> Given records:

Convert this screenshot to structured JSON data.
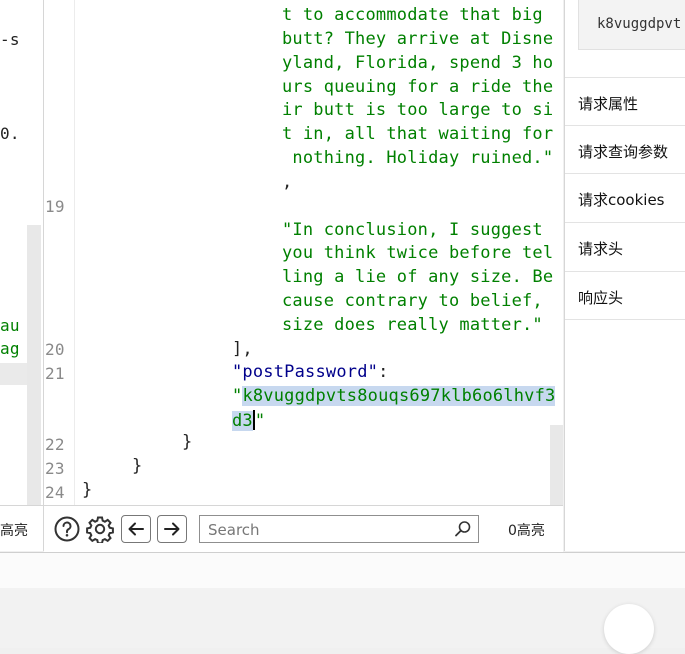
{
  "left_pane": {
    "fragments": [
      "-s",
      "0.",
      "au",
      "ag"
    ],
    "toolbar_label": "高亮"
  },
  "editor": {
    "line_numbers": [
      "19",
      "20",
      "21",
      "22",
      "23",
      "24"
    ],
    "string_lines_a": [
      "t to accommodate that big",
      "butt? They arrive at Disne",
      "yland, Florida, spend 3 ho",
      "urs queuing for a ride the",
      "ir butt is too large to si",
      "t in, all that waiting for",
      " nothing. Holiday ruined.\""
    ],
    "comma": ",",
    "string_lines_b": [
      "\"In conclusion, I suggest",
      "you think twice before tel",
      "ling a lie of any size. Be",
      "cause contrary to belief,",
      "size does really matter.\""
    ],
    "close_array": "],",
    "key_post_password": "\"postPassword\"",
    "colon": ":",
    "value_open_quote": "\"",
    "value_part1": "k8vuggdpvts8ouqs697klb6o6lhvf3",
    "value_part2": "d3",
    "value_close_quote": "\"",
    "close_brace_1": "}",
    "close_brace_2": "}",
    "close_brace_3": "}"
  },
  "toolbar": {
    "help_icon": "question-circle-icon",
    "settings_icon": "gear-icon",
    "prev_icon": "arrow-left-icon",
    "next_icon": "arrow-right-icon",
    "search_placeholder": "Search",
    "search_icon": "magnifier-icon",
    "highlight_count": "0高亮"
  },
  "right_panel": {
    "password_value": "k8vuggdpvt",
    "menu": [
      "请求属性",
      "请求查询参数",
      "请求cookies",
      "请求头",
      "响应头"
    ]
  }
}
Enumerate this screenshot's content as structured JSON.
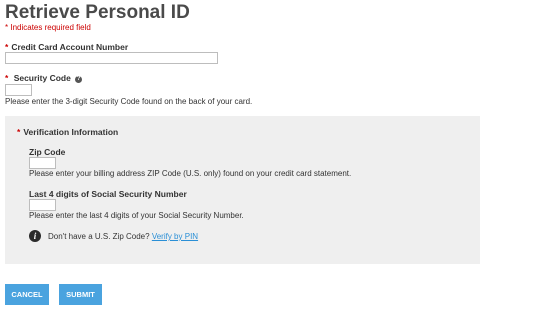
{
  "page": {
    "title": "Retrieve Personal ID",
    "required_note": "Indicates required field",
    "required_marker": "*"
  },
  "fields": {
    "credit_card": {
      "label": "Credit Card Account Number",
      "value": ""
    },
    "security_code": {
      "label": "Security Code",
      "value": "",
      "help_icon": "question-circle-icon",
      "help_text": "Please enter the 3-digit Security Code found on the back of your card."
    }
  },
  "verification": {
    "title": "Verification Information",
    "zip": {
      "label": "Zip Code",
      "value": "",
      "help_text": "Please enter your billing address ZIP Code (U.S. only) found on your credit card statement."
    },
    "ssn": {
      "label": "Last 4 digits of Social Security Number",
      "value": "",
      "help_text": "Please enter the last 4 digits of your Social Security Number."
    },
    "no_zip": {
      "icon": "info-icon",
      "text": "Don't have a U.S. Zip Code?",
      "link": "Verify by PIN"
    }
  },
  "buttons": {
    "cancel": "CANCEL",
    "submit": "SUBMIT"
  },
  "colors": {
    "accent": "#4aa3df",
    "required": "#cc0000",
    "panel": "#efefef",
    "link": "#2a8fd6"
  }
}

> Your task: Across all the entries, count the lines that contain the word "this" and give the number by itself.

> Exercise result: 2